— Entries shown —
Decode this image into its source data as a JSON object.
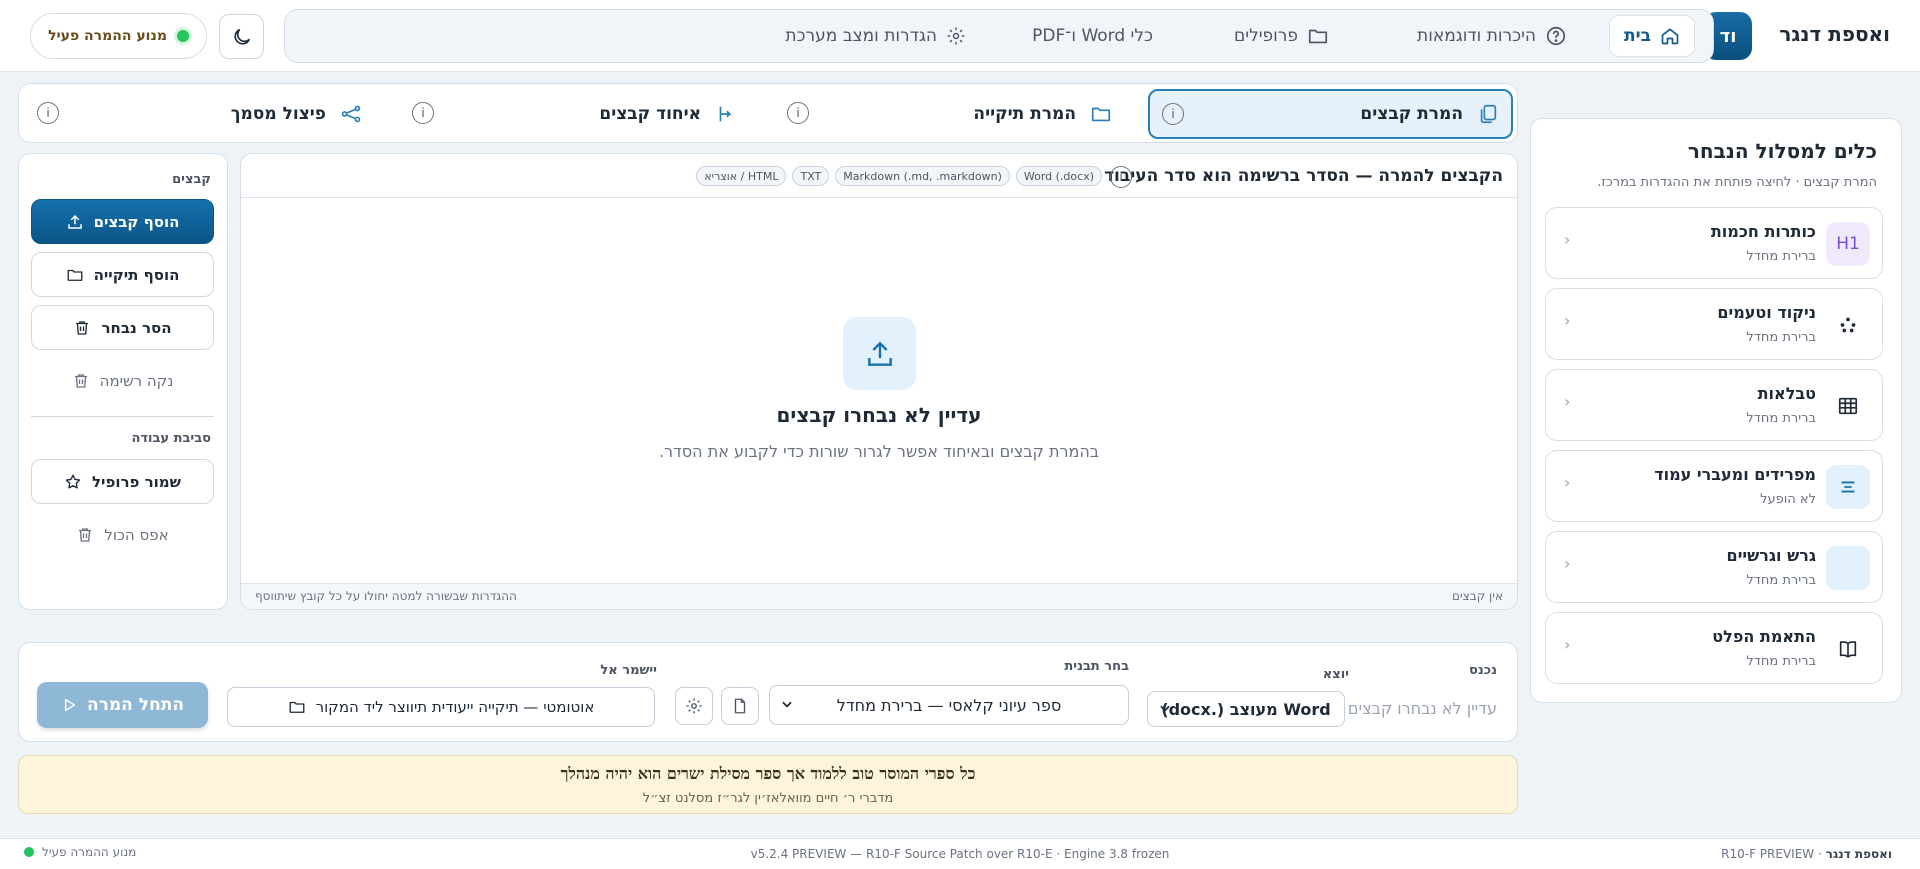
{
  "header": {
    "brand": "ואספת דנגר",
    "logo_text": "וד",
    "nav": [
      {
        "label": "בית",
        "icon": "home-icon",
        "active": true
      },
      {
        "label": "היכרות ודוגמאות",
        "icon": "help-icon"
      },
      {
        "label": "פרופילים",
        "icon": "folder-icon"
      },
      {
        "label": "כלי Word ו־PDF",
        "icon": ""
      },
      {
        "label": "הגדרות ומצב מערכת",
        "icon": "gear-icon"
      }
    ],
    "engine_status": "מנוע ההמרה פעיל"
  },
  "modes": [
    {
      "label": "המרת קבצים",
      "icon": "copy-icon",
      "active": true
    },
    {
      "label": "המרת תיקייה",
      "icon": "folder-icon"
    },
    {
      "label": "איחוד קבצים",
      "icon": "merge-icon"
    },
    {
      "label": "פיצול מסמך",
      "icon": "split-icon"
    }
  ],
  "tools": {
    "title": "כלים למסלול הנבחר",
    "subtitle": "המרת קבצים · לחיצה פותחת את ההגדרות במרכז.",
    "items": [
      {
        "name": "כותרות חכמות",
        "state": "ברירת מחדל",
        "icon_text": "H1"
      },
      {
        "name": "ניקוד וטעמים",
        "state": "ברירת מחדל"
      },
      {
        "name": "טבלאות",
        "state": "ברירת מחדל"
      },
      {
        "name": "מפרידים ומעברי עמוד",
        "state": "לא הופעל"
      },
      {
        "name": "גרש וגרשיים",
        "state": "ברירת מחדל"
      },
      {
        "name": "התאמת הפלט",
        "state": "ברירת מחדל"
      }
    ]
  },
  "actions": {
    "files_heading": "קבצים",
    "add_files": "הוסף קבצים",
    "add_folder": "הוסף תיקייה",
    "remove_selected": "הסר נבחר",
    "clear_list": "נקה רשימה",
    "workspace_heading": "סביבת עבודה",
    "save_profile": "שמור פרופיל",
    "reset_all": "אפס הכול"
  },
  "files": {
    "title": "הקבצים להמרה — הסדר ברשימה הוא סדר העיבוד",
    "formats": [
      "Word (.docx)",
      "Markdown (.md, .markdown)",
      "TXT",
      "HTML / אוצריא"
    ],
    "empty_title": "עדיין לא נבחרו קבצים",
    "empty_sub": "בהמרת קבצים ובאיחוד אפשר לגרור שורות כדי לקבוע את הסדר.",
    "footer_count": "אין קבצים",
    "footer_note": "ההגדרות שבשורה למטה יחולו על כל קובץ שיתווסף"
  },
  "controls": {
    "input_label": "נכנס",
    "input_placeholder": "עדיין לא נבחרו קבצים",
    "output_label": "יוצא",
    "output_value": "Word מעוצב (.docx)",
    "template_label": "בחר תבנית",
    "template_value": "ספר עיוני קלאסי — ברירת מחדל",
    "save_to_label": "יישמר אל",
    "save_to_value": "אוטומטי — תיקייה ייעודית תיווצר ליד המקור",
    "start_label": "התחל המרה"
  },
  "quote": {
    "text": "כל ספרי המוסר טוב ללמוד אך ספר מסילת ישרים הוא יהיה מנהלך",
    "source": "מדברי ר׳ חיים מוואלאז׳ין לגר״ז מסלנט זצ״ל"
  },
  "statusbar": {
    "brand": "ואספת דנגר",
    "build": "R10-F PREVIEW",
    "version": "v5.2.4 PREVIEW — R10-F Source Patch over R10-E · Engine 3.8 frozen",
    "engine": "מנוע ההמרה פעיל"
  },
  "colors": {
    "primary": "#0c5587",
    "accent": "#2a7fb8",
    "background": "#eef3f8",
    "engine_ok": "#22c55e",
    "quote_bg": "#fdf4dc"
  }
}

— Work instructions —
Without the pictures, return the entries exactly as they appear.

— Task result —
Decode this image into its source data as a JSON object.
{
  "header": {
    "brand": "ואספת דנגר",
    "logo_text": "וד",
    "nav": [
      {
        "label": "בית",
        "icon": "home-icon",
        "active": true
      },
      {
        "label": "היכרות ודוגמאות",
        "icon": "help-icon"
      },
      {
        "label": "פרופילים",
        "icon": "folder-icon"
      },
      {
        "label": "כלי Word ו־PDF",
        "icon": ""
      },
      {
        "label": "הגדרות ומצב מערכת",
        "icon": "gear-icon"
      }
    ],
    "engine_status": "מנוע ההמרה פעיל"
  },
  "modes": [
    {
      "label": "המרת קבצים",
      "icon": "copy-icon",
      "active": true
    },
    {
      "label": "המרת תיקייה",
      "icon": "folder-icon"
    },
    {
      "label": "איחוד קבצים",
      "icon": "merge-icon"
    },
    {
      "label": "פיצול מסמך",
      "icon": "split-icon"
    }
  ],
  "tools": {
    "title": "כלים למסלול הנבחר",
    "subtitle": "המרת קבצים · לחיצה פותחת את ההגדרות במרכז.",
    "items": [
      {
        "name": "כותרות חכמות",
        "state": "ברירת מחדל",
        "icon_text": "H1"
      },
      {
        "name": "ניקוד וטעמים",
        "state": "ברירת מחדל"
      },
      {
        "name": "טבלאות",
        "state": "ברירת מחדל"
      },
      {
        "name": "מפרידים ומעברי עמוד",
        "state": "לא הופעל"
      },
      {
        "name": "גרש וגרשיים",
        "state": "ברירת מחדל"
      },
      {
        "name": "התאמת הפלט",
        "state": "ברירת מחדל"
      }
    ]
  },
  "actions": {
    "files_heading": "קבצים",
    "add_files": "הוסף קבצים",
    "add_folder": "הוסף תיקייה",
    "remove_selected": "הסר נבחר",
    "clear_list": "נקה רשימה",
    "workspace_heading": "סביבת עבודה",
    "save_profile": "שמור פרופיל",
    "reset_all": "אפס הכול"
  },
  "files": {
    "title": "הקבצים להמרה — הסדר ברשימה הוא סדר העיבוד",
    "formats": [
      "Word (.docx)",
      "Markdown (.md, .markdown)",
      "TXT",
      "HTML / אוצריא"
    ],
    "empty_title": "עדיין לא נבחרו קבצים",
    "empty_sub": "בהמרת קבצים ובאיחוד אפשר לגרור שורות כדי לקבוע את הסדר.",
    "footer_count": "אין קבצים",
    "footer_note": "ההגדרות שבשורה למטה יחולו על כל קובץ שיתווסף"
  },
  "controls": {
    "input_label": "נכנס",
    "input_placeholder": "עדיין לא נבחרו קבצים",
    "output_label": "יוצא",
    "output_value": "Word מעוצב (.docx)",
    "template_label": "בחר תבנית",
    "template_value": "ספר עיוני קלאסי — ברירת מחדל",
    "save_to_label": "יישמר אל",
    "save_to_value": "אוטומטי — תיקייה ייעודית תיווצר ליד המקור",
    "start_label": "התחל המרה"
  },
  "quote": {
    "text": "כל ספרי המוסר טוב ללמוד אך ספר מסילת ישרים הוא יהיה מנהלך",
    "source": "מדברי ר׳ חיים מוואלאז׳ין לגר״ז מסלנט זצ״ל"
  },
  "statusbar": {
    "brand": "ואספת דנגר",
    "build": "R10-F PREVIEW",
    "version": "v5.2.4 PREVIEW — R10-F Source Patch over R10-E · Engine 3.8 frozen",
    "engine": "מנוע ההמרה פעיל"
  },
  "colors": {
    "primary": "#0c5587",
    "accent": "#2a7fb8",
    "background": "#eef3f8",
    "engine_ok": "#22c55e",
    "quote_bg": "#fdf4dc"
  }
}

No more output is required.